Data extracted from a collection
--- START ---
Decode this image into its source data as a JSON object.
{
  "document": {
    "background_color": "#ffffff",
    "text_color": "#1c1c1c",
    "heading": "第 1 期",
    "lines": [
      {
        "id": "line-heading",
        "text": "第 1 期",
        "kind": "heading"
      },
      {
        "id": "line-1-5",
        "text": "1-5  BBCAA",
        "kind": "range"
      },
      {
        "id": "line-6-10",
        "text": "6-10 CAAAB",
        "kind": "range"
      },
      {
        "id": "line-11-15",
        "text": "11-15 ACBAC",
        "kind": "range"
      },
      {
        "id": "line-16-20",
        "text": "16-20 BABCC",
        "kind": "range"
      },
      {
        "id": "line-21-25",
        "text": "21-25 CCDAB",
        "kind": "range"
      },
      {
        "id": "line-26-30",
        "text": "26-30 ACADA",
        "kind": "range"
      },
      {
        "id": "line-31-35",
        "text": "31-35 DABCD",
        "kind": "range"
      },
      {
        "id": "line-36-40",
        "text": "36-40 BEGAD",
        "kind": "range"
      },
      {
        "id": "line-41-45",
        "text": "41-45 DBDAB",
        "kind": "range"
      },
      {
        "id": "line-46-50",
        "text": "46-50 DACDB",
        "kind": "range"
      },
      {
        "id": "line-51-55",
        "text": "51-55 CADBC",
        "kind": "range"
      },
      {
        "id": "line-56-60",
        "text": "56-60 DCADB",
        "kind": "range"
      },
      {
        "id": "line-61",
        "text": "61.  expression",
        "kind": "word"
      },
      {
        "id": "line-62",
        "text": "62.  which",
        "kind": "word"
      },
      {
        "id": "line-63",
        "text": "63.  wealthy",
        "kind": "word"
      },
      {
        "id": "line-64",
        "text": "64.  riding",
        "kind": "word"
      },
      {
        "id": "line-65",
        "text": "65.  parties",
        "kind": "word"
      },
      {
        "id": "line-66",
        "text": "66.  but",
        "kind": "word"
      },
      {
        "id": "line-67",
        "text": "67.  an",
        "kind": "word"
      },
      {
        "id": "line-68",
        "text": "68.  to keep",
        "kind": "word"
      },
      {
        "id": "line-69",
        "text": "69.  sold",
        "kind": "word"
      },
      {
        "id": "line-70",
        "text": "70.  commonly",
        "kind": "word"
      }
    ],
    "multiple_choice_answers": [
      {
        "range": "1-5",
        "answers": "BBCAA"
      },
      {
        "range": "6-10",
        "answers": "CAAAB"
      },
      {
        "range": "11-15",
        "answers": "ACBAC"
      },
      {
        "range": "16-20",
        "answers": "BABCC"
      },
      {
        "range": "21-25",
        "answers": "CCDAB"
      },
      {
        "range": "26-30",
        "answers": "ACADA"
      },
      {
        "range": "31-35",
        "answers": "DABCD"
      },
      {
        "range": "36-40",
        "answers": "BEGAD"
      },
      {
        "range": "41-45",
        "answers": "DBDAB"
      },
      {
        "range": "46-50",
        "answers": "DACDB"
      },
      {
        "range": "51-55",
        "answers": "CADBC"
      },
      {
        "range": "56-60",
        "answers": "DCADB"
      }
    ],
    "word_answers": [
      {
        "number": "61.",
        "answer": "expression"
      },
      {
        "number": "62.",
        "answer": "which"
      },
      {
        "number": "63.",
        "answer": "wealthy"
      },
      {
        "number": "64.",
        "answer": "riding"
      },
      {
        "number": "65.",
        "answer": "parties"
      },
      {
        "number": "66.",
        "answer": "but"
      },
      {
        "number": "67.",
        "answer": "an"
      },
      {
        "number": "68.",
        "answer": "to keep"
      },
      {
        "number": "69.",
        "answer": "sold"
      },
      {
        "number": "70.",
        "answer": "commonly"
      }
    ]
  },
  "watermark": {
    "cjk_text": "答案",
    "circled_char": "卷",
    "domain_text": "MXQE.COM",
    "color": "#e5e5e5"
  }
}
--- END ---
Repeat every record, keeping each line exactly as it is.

Decode this image into its source data as a JSON object.
{
  "document": {
    "background_color": "#ffffff",
    "text_color": "#1c1c1c",
    "heading": "第 1 期",
    "lines": [
      {
        "id": "line-heading",
        "text": "第 1 期",
        "kind": "heading"
      },
      {
        "id": "line-1-5",
        "text": "1-5  BBCAA",
        "kind": "range"
      },
      {
        "id": "line-6-10",
        "text": "6-10 CAAAB",
        "kind": "range"
      },
      {
        "id": "line-11-15",
        "text": "11-15 ACBAC",
        "kind": "range"
      },
      {
        "id": "line-16-20",
        "text": "16-20 BABCC",
        "kind": "range"
      },
      {
        "id": "line-21-25",
        "text": "21-25 CCDAB",
        "kind": "range"
      },
      {
        "id": "line-26-30",
        "text": "26-30 ACADA",
        "kind": "range"
      },
      {
        "id": "line-31-35",
        "text": "31-35 DABCD",
        "kind": "range"
      },
      {
        "id": "line-36-40",
        "text": "36-40 BEGAD",
        "kind": "range"
      },
      {
        "id": "line-41-45",
        "text": "41-45 DBDAB",
        "kind": "range"
      },
      {
        "id": "line-46-50",
        "text": "46-50 DACDB",
        "kind": "range"
      },
      {
        "id": "line-51-55",
        "text": "51-55 CADBC",
        "kind": "range"
      },
      {
        "id": "line-56-60",
        "text": "56-60 DCADB",
        "kind": "range"
      },
      {
        "id": "line-61",
        "text": "61.  expression",
        "kind": "word"
      },
      {
        "id": "line-62",
        "text": "62.  which",
        "kind": "word"
      },
      {
        "id": "line-63",
        "text": "63.  wealthy",
        "kind": "word"
      },
      {
        "id": "line-64",
        "text": "64.  riding",
        "kind": "word"
      },
      {
        "id": "line-65",
        "text": "65.  parties",
        "kind": "word"
      },
      {
        "id": "line-66",
        "text": "66.  but",
        "kind": "word"
      },
      {
        "id": "line-67",
        "text": "67.  an",
        "kind": "word"
      },
      {
        "id": "line-68",
        "text": "68.  to keep",
        "kind": "word"
      },
      {
        "id": "line-69",
        "text": "69.  sold",
        "kind": "word"
      },
      {
        "id": "line-70",
        "text": "70.  commonly",
        "kind": "word"
      }
    ],
    "multiple_choice_answers": [
      {
        "range": "1-5",
        "answers": "BBCAA"
      },
      {
        "range": "6-10",
        "answers": "CAAAB"
      },
      {
        "range": "11-15",
        "answers": "ACBAC"
      },
      {
        "range": "16-20",
        "answers": "BABCC"
      },
      {
        "range": "21-25",
        "answers": "CCDAB"
      },
      {
        "range": "26-30",
        "answers": "ACADA"
      },
      {
        "range": "31-35",
        "answers": "DABCD"
      },
      {
        "range": "36-40",
        "answers": "BEGAD"
      },
      {
        "range": "41-45",
        "answers": "DBDAB"
      },
      {
        "range": "46-50",
        "answers": "DACDB"
      },
      {
        "range": "51-55",
        "answers": "CADBC"
      },
      {
        "range": "56-60",
        "answers": "DCADB"
      }
    ],
    "word_answers": [
      {
        "number": "61.",
        "answer": "expression"
      },
      {
        "number": "62.",
        "answer": "which"
      },
      {
        "number": "63.",
        "answer": "wealthy"
      },
      {
        "number": "64.",
        "answer": "riding"
      },
      {
        "number": "65.",
        "answer": "parties"
      },
      {
        "number": "66.",
        "answer": "but"
      },
      {
        "number": "67.",
        "answer": "an"
      },
      {
        "number": "68.",
        "answer": "to keep"
      },
      {
        "number": "69.",
        "answer": "sold"
      },
      {
        "number": "70.",
        "answer": "commonly"
      }
    ]
  },
  "watermark": {
    "cjk_text": "答案",
    "circled_char": "卷",
    "domain_text": "MXQE.COM",
    "color": "#e5e5e5"
  }
}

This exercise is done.